Emily Nesi

Emily Nesi is a 3L JD student.

Emily Nesi is a 3L JD student pursuing the GHamES concentration here at Seton Hall Law.  She has extensive experience in the field of sports both before and during law school.  During Summer 2023, Emily worked as a summer associate for O’Toole Scrivo, LLC and is currently interning for Madison Square Garden’s Entertainment Legal Division.

What has led you to take an interest in Sports Law?
My interest in sports law was sparked by a combination of my passion for sports and a fascination with the legal aspects that govern the sports industry.  After graduating from Rutgers with a Sport Management degree, I was fortunate to gain invaluable experience in the industry in roles with the New York Mets and Excel Sports Management.  As my career continued, my interest in returning to school deepened and I realized pursuing law school would create a unique opportunity to advance my career opportunities within the Sports and Entertainment field.  In law school so far, I’ve been able to explore those interests deeper in legal roles and internships with Student Athlete NIL, Wasserman, and Madison Square Garden.

What classes have you taken here at Seton Hall Law that have enhanced your interest in Sports Law?
So far, I have taken Contracts, Employment Law, Gaming Law, Sports Law, Trademark and Unfair Competition, and Advanced Negotiations.  I find it interesting that nearly every single case book from every class I’ve taken has at least one case relating to sports in some way!

You worked as a legal intern at Wasserman.  What is Wasserman?  How did you find this position?  What did you do there?  What was the most interesting project you worked on?
Wasserman represents many of the world’s most iconic sports and entertainment figures, music artists, brands, and properties.  The Team Sports division specifically represents elite sports and media talent, broadcasters, coaches, sports executives, and influencers who play integral roles across every major global sport, spanning six continents.

When I saw their job posting for a legal intern during the Fall of 1L, I reached out to a former Rutgers classmate who was working there to find out who was hiring for the role and asked for an introduction email.  They had already filled the role, but I was introduced to their VP of Legal and we stayed in touch.  Some months later, they were again hiring for a legal intern and I was fortunate to have my resume back in consideration.

I worked as a legal intern in their Team Sports division.  In this role, I supported the Team Sports division by reviewing, redlining, and negotiating a wide range of client services and vendor agreements.  I reviewed a variety of master services agreements, statements of work, vendor contracts, venue agreements, production-related agreements, content creation-related agreements, and non-disclosure agreements.  Some of the interesting projects included NIL agreements and speaker engagements for media talent, but my most enjoyable project was assisting in filing a grievance with the NFLPA on behalf of a client.  It was a brief but unique insight into the relationship among players, agents, and the Player’s Association. 

Do you have any advice for students looking to go into the Sports Law field?
I think anyone who has an interest in the field will know that the number one piece of advice that we hear is: Network, network, network.  In my experience in the industry thus far, that holds true.  The good news is there are conferences, seminars, and networking events at Seton Hall Law and beyond to help connect with professionals in the field, and those professionals are usually eager to help.
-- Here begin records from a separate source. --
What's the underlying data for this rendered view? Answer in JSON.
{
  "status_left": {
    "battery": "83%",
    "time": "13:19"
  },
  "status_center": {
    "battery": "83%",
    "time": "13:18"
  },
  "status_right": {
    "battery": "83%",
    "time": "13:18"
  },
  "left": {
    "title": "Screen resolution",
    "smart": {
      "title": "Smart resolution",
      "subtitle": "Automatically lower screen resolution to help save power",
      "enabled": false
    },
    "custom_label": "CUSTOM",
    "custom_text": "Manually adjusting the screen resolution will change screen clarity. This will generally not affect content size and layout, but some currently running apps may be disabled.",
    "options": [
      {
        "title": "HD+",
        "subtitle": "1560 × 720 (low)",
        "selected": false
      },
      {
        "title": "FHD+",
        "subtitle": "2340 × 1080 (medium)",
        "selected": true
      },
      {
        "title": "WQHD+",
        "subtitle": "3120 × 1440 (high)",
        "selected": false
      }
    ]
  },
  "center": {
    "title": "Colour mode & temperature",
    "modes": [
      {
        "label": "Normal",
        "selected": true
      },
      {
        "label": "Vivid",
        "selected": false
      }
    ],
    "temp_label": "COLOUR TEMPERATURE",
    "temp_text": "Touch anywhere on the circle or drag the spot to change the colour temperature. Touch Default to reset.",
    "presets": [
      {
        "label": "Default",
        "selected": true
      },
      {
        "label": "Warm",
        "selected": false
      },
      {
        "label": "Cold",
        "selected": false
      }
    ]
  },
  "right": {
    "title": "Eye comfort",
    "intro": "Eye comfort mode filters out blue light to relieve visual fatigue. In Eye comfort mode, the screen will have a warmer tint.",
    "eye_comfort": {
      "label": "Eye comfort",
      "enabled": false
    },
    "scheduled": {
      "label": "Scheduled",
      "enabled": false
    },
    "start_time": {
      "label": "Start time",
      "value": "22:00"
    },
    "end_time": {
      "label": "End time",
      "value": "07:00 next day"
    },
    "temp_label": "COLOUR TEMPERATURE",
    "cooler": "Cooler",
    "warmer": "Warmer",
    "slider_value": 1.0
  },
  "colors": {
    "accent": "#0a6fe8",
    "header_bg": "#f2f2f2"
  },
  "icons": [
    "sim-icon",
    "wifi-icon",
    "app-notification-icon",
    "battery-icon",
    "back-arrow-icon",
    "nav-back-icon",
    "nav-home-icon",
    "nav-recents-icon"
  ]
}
Also, the sports industry is constantly evolving, which makes it a dynamic and exciting field.  It also means it is increasingly important to stay informed about current events and legal challenges that face the industry.